With a roster spot in hand, the continued struggles offensively of Hamilton as the Reds everyday CF, no other clear-cut CF prospect ahead of him in the system, and Hamilton’s years of team control dwindling, it was easy to assume at that point that a 2018 season anywhere close to as impressive as Siri’s 2017 season would have him firmly on the cusp of cracking the big leagues in 2019. Of course, just a few weeks after checking in at #6 in Red Reporter’s Community Prospect Rankings, Siri slammed into the CF wall in Goodyear in the first spring training game of the season, wrecking ligaments in his left thumb and sending him to the sidelines for a multi-month recovery process.

When he finally entered A+ Daytona’s lineup on May 9th, he’d been on the shelf for nearly two and a half months, and that paired with the cavernous parks of the Florida State League helped produce quite the slump of a start. In 30 games with the Tortugas, he showed almost none of the power he’d flashed in Dayton, hitting just .261/.280/.395 with a lone homer in 195 largely punchless PA. Still, the Reds promoted him to Pensacola despite the rough start to his 2018 campaign, but the struggles continued there, too, as he hit just .171/.217/.415 through his first 12 games (46 PA).

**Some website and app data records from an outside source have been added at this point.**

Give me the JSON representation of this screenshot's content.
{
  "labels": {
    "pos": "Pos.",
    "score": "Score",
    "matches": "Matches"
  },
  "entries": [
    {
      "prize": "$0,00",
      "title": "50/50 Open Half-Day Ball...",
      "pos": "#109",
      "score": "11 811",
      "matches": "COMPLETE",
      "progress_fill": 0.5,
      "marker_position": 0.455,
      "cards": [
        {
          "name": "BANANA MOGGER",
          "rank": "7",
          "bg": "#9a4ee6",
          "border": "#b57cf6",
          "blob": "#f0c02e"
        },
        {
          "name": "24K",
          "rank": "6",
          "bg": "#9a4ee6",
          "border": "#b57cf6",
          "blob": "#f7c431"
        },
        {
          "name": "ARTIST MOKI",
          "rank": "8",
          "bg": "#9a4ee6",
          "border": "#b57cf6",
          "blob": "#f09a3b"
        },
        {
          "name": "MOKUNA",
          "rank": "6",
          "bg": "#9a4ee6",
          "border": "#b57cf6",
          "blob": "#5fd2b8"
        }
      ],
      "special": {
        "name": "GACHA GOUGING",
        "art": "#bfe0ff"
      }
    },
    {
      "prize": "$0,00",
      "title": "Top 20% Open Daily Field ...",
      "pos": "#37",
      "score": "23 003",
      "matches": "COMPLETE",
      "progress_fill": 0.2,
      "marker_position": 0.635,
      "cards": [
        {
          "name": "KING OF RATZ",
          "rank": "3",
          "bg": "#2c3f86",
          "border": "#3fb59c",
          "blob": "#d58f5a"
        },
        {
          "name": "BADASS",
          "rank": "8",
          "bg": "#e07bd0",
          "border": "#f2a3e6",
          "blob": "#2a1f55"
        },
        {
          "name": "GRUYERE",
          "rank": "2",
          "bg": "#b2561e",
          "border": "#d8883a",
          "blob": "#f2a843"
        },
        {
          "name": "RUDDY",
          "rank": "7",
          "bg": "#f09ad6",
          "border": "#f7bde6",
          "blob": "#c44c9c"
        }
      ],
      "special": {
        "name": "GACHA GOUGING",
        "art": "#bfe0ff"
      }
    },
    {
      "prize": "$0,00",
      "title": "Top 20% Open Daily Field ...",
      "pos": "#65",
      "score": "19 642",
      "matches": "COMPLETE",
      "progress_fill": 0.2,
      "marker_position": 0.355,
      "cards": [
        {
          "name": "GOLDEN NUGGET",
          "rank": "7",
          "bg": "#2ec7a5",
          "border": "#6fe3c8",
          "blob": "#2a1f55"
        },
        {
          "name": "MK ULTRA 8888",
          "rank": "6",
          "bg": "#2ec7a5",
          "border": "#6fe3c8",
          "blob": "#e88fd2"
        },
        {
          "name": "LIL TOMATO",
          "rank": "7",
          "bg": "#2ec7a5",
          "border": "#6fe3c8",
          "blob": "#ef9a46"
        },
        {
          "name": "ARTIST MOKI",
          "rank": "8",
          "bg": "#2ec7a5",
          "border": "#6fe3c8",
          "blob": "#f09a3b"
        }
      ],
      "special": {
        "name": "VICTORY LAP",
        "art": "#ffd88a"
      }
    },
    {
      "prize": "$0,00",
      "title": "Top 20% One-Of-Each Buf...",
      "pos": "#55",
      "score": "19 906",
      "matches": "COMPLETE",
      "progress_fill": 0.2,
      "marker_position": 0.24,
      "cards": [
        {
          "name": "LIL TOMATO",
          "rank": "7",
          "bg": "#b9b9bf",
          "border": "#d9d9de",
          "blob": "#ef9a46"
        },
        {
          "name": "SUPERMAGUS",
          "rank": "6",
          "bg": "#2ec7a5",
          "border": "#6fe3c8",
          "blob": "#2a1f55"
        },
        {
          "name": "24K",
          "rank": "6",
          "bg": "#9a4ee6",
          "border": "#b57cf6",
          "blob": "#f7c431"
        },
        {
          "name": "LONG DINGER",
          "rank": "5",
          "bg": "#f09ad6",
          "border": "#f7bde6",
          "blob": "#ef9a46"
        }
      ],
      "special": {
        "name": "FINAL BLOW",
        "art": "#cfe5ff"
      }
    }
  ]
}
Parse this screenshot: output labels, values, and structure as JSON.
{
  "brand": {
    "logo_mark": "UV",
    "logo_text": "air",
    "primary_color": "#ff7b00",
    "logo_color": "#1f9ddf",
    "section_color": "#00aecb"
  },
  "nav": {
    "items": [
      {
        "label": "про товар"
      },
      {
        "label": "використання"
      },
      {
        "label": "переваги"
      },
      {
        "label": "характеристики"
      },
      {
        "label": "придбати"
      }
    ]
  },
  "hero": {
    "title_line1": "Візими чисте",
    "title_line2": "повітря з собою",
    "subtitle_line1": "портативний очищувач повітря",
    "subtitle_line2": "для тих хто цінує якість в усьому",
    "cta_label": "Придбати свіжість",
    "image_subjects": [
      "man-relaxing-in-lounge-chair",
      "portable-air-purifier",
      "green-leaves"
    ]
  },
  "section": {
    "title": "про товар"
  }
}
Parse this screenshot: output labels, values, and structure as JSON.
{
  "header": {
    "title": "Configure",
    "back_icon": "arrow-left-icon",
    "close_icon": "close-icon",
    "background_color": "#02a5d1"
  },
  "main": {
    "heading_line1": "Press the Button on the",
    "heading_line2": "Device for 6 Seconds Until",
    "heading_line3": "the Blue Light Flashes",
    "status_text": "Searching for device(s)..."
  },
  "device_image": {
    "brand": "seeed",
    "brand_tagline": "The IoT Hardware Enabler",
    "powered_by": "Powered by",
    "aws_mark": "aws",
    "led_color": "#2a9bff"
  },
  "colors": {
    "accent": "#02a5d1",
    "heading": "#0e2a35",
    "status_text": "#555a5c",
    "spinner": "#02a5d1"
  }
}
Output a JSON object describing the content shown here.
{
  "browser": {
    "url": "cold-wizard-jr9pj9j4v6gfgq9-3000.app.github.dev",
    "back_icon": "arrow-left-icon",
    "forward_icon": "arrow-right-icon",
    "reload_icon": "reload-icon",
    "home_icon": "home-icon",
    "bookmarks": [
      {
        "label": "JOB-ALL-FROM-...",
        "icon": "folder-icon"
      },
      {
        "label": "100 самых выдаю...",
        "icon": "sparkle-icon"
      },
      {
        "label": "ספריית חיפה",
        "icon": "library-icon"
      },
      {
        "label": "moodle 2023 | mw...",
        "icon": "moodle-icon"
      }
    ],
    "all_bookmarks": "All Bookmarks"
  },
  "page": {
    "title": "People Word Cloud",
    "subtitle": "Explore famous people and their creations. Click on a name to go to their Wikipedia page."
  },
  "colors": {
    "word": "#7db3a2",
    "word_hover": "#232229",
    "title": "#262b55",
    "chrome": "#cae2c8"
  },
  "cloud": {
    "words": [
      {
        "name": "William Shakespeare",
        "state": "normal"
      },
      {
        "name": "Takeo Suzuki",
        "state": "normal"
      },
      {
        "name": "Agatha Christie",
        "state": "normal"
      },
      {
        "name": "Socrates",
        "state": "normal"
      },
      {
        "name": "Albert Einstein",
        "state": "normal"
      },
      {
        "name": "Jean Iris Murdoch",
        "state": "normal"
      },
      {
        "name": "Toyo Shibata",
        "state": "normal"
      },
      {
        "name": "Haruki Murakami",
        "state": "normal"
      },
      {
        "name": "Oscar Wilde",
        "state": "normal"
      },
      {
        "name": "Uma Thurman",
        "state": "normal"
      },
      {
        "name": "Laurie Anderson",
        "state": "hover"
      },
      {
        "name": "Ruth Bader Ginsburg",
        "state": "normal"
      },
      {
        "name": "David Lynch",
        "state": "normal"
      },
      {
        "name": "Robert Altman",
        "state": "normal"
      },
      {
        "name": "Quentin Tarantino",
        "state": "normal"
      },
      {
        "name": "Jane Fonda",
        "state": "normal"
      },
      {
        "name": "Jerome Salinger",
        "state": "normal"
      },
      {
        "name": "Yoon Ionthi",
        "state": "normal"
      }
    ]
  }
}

From that point on, however, things finally began to look more like they did in 2017, and the old Siri - the one with perhaps the best combination of power and speed in the entire Cincinnati farm system - finally began to emerge again. Whether that was due to his thumb finally being healthy, to shaking the rust off after a lengthy rehab, or to the fireworks that coincided with his July 4th turnaround, the Siri that played the final 54 games with an .802 OPS, 9 dingers, 9 triples, 7 doubles, and 13 steals was the one that, for a time, had him penciled in as the CF of the future in Cincinnati. Even with the slow start to his time in Pensacola, the .474 slugging percentage he posted was the highest single-season mark in the seven year history of the Pensacola Blue Wahoos for any player with at least 280 PA, with only Nick Senzel’s 2017 and Kyle Waldrop’s 2014 higher among all players with at least 235 PA in a single season.

That, again, from a plus defensive centerfielder.


The Reds have quite the positional conundrum on their hands at the moment. Senzel, who should be plenty ready to make a run at a big league spot as soon as the cutoff for a seventh season of team control comes around mid-April, is still blocked at both 3B and 2B by Suarez and Scooter Gennett, meaning the idea of a move to the OF has been initially explored. And, as mentioned previously, the most logical on-paper opening in the everyday lineup is in CF, as Hamilton has long struggled and is in his final year of team control. Whether or not Senzel can man CF capably is still an unknown at this point, but is certainly something that the Reds appear to be considering, at least for the 2019 season.

That said, Hamilton is still around at this point, and Gennett - who is also entering his final year of team control - is still no lock to be around long term despite the initial rumblings of a contract extension being in the works. In other words, Senzel could still very well be the 2B of the future in a post-2019 Reds world regardless of where he spends his 2019 season, though that’s getting a bit far down this speculative road at this juncture.

The point is, I think, that we might well be overlooking how Siri fits into the Reds plans both for this year and beyond. It’s likely he’ll get to cut his AAA chops at Louisville to begin the year, where he’ll once again have the chance to show his early 2018 struggles were injury-related, and where he’ll hopefully have his power/speed combo on display. He’s not without flaws, of course - his low walk rates and a strikeout rate that hovers around 25% are likely why he hasn’t cracked any Top 100 lists - but his defensive talent at a premium position and plus raw power and speed give him several skills that might well make him the next under-the-radar prospect to provide real value at the big league level for the Reds.